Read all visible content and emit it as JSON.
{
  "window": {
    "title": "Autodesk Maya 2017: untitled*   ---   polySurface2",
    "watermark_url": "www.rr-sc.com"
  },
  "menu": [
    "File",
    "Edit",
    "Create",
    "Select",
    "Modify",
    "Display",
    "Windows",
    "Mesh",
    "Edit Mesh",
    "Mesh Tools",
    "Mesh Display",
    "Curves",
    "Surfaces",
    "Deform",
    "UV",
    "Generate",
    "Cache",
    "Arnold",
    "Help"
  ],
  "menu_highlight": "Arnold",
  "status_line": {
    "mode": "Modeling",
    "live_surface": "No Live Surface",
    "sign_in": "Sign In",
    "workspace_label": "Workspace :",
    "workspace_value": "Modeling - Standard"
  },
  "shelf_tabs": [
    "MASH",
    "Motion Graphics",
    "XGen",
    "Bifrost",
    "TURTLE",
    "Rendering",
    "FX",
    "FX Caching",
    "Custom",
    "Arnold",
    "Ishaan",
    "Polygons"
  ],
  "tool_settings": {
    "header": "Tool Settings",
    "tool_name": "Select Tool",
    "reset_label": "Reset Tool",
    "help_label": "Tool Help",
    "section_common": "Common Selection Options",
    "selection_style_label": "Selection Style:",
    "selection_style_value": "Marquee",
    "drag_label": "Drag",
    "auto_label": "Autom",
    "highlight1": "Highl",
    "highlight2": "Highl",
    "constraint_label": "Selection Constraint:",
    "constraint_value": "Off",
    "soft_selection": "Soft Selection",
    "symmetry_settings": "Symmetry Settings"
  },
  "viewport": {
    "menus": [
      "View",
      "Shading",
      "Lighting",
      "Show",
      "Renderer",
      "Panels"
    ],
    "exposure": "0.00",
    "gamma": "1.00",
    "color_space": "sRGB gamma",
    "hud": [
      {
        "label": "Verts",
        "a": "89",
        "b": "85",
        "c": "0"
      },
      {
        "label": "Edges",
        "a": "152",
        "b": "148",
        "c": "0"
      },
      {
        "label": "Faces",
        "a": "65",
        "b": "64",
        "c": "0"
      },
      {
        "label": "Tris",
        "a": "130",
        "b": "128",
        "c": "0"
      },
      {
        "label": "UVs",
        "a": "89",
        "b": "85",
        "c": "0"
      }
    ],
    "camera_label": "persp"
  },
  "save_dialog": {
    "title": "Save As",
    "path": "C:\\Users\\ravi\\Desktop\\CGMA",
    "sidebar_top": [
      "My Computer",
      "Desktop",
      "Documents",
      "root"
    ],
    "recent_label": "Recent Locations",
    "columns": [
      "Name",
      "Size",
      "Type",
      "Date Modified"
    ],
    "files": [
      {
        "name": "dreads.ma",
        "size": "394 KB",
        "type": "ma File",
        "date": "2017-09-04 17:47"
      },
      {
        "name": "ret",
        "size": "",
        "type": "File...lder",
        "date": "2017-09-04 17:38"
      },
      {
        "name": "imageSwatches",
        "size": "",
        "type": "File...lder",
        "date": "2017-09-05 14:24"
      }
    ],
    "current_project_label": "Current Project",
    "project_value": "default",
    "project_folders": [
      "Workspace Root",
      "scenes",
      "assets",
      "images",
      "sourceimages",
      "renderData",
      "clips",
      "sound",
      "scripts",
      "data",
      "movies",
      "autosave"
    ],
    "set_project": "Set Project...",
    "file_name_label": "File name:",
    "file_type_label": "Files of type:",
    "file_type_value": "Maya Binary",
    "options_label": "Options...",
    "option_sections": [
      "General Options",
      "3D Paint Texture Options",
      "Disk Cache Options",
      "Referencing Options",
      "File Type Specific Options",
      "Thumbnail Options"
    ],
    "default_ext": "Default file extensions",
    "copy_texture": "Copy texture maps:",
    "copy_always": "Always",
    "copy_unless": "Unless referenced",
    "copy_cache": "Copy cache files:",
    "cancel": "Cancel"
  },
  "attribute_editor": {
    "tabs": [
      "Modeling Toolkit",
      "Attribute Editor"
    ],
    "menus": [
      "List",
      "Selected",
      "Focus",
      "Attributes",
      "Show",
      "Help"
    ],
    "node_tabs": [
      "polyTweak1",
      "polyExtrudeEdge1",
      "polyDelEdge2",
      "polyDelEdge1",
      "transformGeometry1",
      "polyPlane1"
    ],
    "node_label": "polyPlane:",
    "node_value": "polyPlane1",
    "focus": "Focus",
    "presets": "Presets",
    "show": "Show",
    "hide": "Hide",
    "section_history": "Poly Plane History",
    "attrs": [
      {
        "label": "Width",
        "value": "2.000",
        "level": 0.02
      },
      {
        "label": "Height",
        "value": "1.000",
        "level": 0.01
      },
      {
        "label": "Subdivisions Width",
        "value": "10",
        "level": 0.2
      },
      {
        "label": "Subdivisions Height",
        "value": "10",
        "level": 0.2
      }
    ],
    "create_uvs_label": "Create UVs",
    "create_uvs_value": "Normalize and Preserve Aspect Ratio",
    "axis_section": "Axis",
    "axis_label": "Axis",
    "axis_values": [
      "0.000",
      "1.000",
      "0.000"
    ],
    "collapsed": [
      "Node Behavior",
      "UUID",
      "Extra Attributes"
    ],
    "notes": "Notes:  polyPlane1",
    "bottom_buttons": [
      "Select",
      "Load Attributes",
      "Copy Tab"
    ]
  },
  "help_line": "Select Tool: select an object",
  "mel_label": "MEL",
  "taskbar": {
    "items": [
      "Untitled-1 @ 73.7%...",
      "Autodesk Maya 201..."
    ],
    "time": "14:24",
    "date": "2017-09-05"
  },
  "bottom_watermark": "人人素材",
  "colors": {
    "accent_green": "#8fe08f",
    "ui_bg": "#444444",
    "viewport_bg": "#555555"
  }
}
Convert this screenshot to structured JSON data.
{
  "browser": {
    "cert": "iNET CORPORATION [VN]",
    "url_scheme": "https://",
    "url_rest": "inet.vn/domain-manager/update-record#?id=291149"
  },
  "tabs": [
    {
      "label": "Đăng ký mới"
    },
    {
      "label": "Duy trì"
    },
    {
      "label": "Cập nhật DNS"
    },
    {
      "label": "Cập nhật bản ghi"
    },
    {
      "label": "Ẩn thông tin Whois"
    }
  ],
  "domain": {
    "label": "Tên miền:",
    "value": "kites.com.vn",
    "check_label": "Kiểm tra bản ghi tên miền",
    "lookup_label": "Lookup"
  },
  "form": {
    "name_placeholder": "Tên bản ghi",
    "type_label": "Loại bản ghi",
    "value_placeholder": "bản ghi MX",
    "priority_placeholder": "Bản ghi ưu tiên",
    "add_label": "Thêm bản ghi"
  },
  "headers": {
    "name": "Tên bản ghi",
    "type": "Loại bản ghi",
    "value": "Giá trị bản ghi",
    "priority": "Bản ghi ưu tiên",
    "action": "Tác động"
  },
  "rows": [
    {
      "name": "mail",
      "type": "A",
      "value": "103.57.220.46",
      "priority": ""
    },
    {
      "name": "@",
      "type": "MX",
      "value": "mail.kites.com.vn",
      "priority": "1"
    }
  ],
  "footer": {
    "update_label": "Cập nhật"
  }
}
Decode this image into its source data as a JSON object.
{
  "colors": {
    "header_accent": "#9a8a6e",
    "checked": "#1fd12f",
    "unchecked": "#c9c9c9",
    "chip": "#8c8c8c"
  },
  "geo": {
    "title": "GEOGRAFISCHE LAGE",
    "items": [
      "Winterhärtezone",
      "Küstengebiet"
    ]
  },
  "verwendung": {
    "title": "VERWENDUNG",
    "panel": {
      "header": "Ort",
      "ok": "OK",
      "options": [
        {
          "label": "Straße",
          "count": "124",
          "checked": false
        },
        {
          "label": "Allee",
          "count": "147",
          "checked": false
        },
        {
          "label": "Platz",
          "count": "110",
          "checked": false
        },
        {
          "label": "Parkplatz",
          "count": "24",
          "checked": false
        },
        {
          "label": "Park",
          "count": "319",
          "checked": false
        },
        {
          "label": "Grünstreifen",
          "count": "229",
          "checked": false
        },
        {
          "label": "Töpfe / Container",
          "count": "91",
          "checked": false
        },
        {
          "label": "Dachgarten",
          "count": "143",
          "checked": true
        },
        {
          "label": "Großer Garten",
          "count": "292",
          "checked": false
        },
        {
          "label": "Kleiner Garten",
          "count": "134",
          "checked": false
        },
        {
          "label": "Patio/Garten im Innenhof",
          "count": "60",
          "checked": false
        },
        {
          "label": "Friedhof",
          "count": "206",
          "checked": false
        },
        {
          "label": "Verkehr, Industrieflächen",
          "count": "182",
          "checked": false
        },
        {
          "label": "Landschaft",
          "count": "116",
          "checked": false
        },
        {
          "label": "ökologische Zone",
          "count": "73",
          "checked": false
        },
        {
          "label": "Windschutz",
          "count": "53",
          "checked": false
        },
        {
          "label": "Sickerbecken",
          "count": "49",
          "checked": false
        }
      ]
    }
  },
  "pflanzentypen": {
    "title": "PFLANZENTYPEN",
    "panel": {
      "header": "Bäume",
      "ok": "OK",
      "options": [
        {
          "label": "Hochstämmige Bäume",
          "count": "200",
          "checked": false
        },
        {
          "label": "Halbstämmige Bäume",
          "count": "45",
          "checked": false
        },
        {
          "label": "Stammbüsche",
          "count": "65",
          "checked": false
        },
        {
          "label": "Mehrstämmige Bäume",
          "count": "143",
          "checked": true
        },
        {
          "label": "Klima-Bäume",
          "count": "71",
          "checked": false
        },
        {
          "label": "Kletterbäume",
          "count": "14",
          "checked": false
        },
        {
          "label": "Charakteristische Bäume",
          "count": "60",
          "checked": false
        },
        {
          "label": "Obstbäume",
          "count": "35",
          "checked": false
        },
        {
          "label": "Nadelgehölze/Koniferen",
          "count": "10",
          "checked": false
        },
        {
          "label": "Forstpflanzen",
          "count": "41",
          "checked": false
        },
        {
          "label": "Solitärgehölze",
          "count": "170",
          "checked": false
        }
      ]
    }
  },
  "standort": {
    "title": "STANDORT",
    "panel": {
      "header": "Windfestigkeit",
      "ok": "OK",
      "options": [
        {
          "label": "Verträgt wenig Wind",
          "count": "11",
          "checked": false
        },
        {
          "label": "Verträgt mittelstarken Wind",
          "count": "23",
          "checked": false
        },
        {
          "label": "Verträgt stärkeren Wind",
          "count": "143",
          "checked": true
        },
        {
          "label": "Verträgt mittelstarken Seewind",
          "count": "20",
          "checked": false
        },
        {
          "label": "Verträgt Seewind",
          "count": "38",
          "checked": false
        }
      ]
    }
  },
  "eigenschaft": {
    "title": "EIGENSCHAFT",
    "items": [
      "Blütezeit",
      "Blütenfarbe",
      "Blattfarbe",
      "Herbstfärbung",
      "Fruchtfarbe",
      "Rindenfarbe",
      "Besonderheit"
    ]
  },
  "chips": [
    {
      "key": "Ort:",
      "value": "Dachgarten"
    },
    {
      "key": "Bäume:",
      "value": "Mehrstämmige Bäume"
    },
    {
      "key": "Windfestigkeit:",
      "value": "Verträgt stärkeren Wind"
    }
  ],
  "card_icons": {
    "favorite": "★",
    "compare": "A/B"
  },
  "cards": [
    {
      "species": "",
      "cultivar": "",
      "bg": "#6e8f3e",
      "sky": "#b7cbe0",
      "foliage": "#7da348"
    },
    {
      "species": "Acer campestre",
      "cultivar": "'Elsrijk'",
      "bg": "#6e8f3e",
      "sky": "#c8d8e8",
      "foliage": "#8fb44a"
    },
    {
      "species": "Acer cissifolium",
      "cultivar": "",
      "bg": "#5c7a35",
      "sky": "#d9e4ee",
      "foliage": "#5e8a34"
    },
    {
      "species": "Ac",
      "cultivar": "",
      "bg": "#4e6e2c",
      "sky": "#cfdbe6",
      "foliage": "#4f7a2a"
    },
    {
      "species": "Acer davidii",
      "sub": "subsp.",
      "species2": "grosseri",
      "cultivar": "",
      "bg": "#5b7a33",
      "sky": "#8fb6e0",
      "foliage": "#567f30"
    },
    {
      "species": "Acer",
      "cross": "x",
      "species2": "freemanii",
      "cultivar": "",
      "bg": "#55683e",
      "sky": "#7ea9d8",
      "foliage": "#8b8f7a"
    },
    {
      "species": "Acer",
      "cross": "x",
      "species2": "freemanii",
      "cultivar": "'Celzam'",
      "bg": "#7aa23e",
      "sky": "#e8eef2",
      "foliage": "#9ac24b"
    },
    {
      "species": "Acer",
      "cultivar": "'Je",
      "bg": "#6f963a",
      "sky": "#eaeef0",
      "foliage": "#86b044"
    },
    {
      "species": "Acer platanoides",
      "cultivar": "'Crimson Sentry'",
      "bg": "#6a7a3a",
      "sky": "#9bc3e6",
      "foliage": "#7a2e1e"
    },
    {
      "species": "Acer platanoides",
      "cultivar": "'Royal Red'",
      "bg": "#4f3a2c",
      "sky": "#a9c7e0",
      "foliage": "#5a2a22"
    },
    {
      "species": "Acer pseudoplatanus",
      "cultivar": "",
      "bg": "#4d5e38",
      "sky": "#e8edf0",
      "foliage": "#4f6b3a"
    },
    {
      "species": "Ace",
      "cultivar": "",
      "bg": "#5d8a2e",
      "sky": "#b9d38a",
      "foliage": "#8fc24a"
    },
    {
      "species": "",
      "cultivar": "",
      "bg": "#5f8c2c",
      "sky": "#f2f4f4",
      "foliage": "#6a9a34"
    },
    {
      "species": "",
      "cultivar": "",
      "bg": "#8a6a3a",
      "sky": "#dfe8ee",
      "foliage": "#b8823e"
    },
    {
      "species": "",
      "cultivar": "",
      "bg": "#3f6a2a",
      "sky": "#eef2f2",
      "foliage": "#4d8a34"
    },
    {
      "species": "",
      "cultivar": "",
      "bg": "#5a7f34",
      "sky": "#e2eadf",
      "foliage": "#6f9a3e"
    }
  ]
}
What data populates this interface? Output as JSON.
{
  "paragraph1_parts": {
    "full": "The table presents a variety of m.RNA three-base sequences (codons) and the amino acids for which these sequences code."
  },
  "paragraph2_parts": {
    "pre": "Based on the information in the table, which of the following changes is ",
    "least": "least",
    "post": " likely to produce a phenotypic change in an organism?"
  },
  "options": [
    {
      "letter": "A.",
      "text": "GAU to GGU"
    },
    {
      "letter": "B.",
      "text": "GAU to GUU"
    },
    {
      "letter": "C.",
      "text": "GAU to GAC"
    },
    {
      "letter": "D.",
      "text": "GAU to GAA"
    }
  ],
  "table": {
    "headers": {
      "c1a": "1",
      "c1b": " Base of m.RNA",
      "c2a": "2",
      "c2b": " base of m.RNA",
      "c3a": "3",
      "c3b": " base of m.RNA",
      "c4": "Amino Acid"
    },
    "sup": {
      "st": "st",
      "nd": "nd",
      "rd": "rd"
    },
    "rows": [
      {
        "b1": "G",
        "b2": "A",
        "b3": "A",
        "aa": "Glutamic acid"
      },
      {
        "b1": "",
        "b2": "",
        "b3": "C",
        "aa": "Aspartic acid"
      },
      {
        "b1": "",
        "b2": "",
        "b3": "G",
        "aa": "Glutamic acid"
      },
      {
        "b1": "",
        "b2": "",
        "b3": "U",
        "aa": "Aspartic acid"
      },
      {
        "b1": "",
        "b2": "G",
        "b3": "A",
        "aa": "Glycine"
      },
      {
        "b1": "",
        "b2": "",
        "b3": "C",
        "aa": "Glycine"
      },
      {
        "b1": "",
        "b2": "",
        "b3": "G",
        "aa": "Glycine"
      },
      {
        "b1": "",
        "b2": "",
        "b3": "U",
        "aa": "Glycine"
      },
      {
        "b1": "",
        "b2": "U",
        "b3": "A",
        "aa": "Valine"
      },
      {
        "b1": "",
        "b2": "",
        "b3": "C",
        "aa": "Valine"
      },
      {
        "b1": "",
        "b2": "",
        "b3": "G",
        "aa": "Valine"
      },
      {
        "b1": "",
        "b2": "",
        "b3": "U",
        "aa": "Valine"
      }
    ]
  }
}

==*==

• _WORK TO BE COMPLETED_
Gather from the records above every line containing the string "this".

• _REPLY TO THE EXERCISE_
Convert this screenshot to structured JSON data.
Decode this image into its source data as a JSON object.
What data populates this interface? Output as JSON.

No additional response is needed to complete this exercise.